Six days later, the divorce papers were served. Six years later, the details haven’t been finalised: thanks to the various custody battles and a price tag of $250m on Jolie’s latest suit, they’re still technically married.
On every front, it’s a more melodramatic saga than one I’m hazily struggling to recall in By the Sea, with its languorous debt to Antonioni’s La Notte. Shot in Malta and the island of Gozo, it was set at a French coastal resort in the 1960s, tying it, geographically at least, with the couple’s real-life property empire.
Future students of Hollywood power couples will undoubtedly go back to it searching for clues, just as the rows and ennui of Who’s Afraid of Virginia Woolf? were like tea leaves for an earlier generation’s stellar marriage, between Richard Burton and Elizabeth Taylor.
It’s telling that neither star made much of an effort to promote their film, which tanked commercially – it cost $10 million and made about a third of that worldwide. Rewind to the vehicle that brought them together, 2005’s whoppingly successful assassin caper Mr and Mrs Smith, and the contrast couldn’t be more extreme. Everyone wanted to watch them hook up, back then. By the Sea barely even succeeded in attracting the vulture-ish, rubber-necking attention you’d expect from a slowed-down car crash.

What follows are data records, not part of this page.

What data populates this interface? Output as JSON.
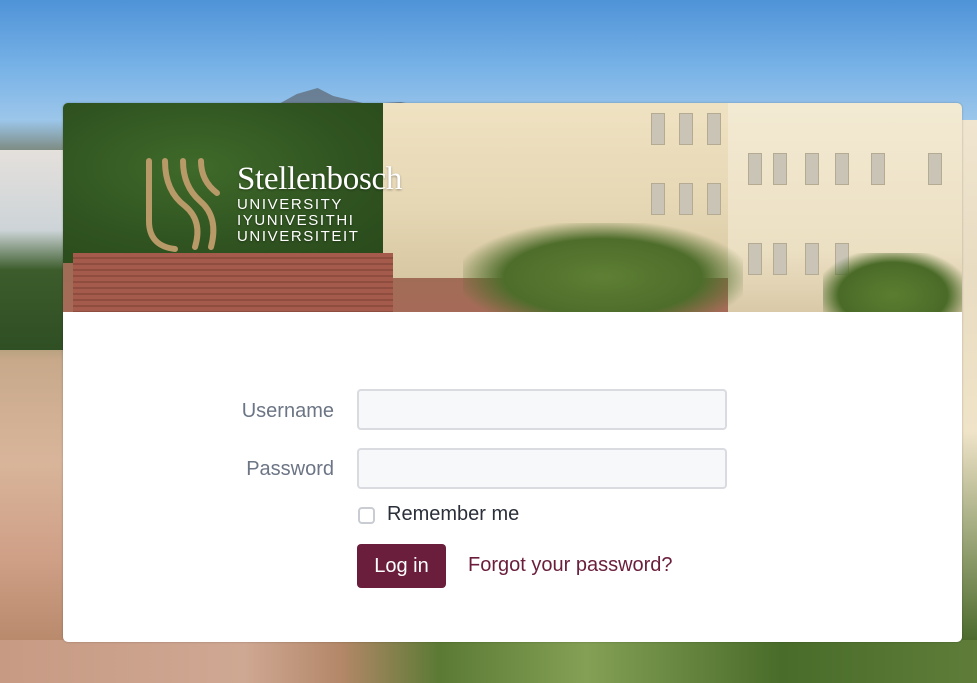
{
  "brand": {
    "name": "Stellenbosch",
    "sub_lines": [
      "UNIVERSITY",
      "IYUNIVESITHI",
      "UNIVERSITEIT"
    ],
    "logo_color": "#b79a67"
  },
  "form": {
    "username_label": "Username",
    "username_value": "",
    "password_label": "Password",
    "password_value": "",
    "remember_label": "Remember me",
    "remember_checked": false,
    "login_button": "Log in",
    "forgot_link": "Forgot your password?"
  },
  "colors": {
    "accent": "#6a1e3c",
    "label": "#6c7585",
    "input_bg": "#f7f8fa",
    "input_border": "#d9dbe0"
  },
  "icons": {
    "logo": "stellenbosch-logo-icon",
    "checkbox": "checkbox-icon"
  }
}
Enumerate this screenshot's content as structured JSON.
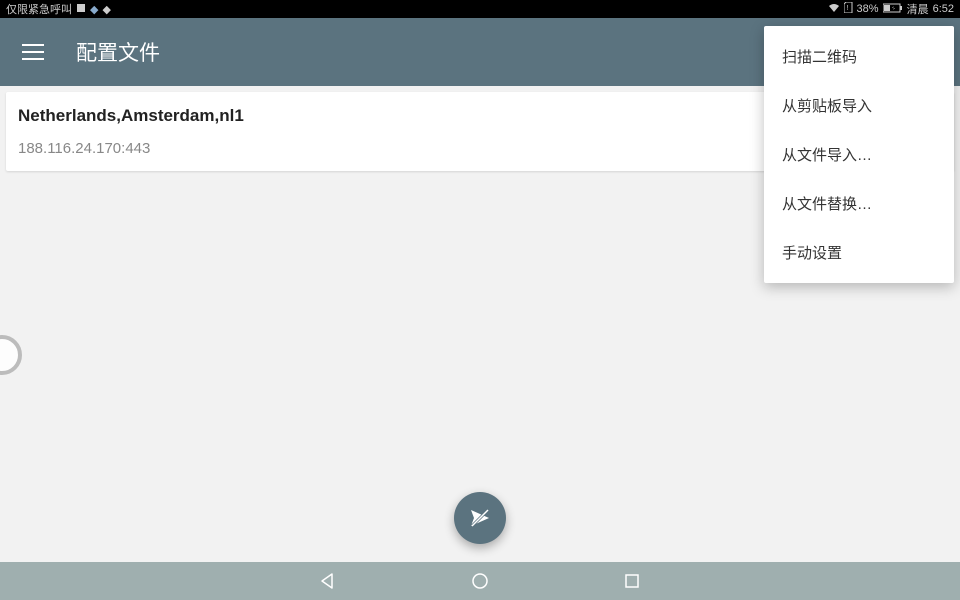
{
  "statusbar": {
    "left_text": "仅限紧急呼叫",
    "battery_pct": "38%",
    "time_prefix": "清晨",
    "time": "6:52"
  },
  "appbar": {
    "title": "配置文件"
  },
  "profiles": [
    {
      "title": "Netherlands,Amsterdam,nl1",
      "address": "188.116.24.170:443"
    }
  ],
  "menu": {
    "items": [
      "扫描二维码",
      "从剪贴板导入",
      "从文件导入…",
      "从文件替换…",
      "手动设置"
    ]
  }
}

There’s a line of dialogue in it, after 40 minutes of lounging and elegant despair have already elapsed, which juts out like a sharp rock at high tide. Pitt’s Roland, a failed novelist, has been drinking to excess at the local café, while his chronically depressed wife just languishes in their hotel room.
He staggers in and fumbles for her in the bed: Jolie makes noises of disgust, and tries to wash his taste off using the glass of white wine by her bedside. He won’t let up, so she kicks him to his side of the bed, pummels him on the back, and storms out onto the balcony.

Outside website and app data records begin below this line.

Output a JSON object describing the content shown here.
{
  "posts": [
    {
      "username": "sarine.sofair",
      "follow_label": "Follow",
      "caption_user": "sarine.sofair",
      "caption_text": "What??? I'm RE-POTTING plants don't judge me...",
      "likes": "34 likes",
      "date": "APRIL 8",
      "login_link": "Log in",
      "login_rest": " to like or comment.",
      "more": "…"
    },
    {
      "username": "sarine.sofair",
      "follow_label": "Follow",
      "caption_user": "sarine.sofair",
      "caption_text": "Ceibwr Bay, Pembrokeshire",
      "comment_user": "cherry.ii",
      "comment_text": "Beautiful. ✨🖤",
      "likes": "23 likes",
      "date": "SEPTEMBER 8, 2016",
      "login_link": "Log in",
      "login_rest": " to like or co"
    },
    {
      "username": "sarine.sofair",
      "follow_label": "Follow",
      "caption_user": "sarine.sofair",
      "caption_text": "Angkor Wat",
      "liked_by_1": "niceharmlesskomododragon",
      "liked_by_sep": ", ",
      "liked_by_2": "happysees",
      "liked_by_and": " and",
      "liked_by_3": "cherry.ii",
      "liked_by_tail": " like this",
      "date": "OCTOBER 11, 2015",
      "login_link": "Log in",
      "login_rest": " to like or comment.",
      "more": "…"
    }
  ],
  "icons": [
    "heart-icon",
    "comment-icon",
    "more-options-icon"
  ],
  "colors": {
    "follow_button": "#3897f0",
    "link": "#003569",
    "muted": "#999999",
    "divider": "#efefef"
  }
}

The camera lingers on Pitt, face down and spread-eagled in the moonlight. Before it cuts, we hear him mumble the words “We aren’t going to make it” into his pillow.
Tempting as it might be to consider this a borderline out-take, the film was shot a full two years before that epic mid-flight ruckus. There were, at least, reports of real trouble on the set between them, a tangible blurring of art-life boundaries. Pitt’s Roland is a serious alcoholic; Pitt revealed in 2020 that he had struggled with alcohol, and was now sober.

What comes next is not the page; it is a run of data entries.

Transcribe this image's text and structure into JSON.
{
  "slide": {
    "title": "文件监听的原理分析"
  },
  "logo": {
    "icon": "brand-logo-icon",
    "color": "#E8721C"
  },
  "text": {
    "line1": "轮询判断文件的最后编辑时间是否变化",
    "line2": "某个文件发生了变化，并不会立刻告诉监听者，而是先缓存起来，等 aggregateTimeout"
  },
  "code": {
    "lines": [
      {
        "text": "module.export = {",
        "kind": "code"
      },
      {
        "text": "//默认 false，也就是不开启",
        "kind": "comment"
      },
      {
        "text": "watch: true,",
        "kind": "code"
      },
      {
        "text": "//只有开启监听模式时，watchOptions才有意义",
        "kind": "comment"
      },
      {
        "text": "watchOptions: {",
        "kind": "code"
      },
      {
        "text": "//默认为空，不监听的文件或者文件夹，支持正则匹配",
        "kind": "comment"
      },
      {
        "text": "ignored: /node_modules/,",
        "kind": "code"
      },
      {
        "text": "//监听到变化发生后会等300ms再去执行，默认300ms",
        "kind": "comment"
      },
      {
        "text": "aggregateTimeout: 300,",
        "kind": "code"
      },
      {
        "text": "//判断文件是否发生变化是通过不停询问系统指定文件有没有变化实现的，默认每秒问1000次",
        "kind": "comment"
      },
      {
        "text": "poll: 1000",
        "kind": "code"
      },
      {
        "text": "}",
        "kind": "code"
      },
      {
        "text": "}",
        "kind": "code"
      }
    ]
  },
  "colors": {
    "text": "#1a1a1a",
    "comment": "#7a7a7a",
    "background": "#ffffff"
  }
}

If By the Sea was Jolie’s attempt at some kind of therapy session, it clearly backfired. And if hitting the bottle was Pitt’s idea of getting into character, it was Method acting with more than a hint of madness.
The raging dissatisfaction of Roland and Nessa gives them roving eyes: especially her, in fact, when she finds a peephole in their room and starts watching the gorgeous couple next door – young newlyweds, trying for a child, who can’t keep their hands off each other.
Adultery with Melvil Poupaud’s character drives Roland and Nessa to the brink of separation, but maybe advances them towards a new understanding by the end. The film doesn’t conclude with them resolving all their troubles, but there’s a series of teary heart-to-hearts, and a cautious sense of optimism as they drive away – they may have turned a corner.
This is the fantasy. Because of the real-life sequel, it feels like a roseate pipe-dream watching it again. Talk turned quickly at the time to Brad’s World War II drama Allied – another flop – because of supposedly electric chemistry with his co-star Marion Cotillard, who was said to be horrified at the implication she might have been a third party in the split.
On screen, Jolie had them dallying with infidelity à la Française, but giving herself and Pitt, whose production company is behind the upcoming MeToo film She Said, the last-ditch benefit of the doubt. In real life, their days were getting numbered, and this vehicle didn’t exorcise underlying demons so much as drag them out into the peachy Mediterranean light for all to see.
By the Sea is available to watch on Amazon Prime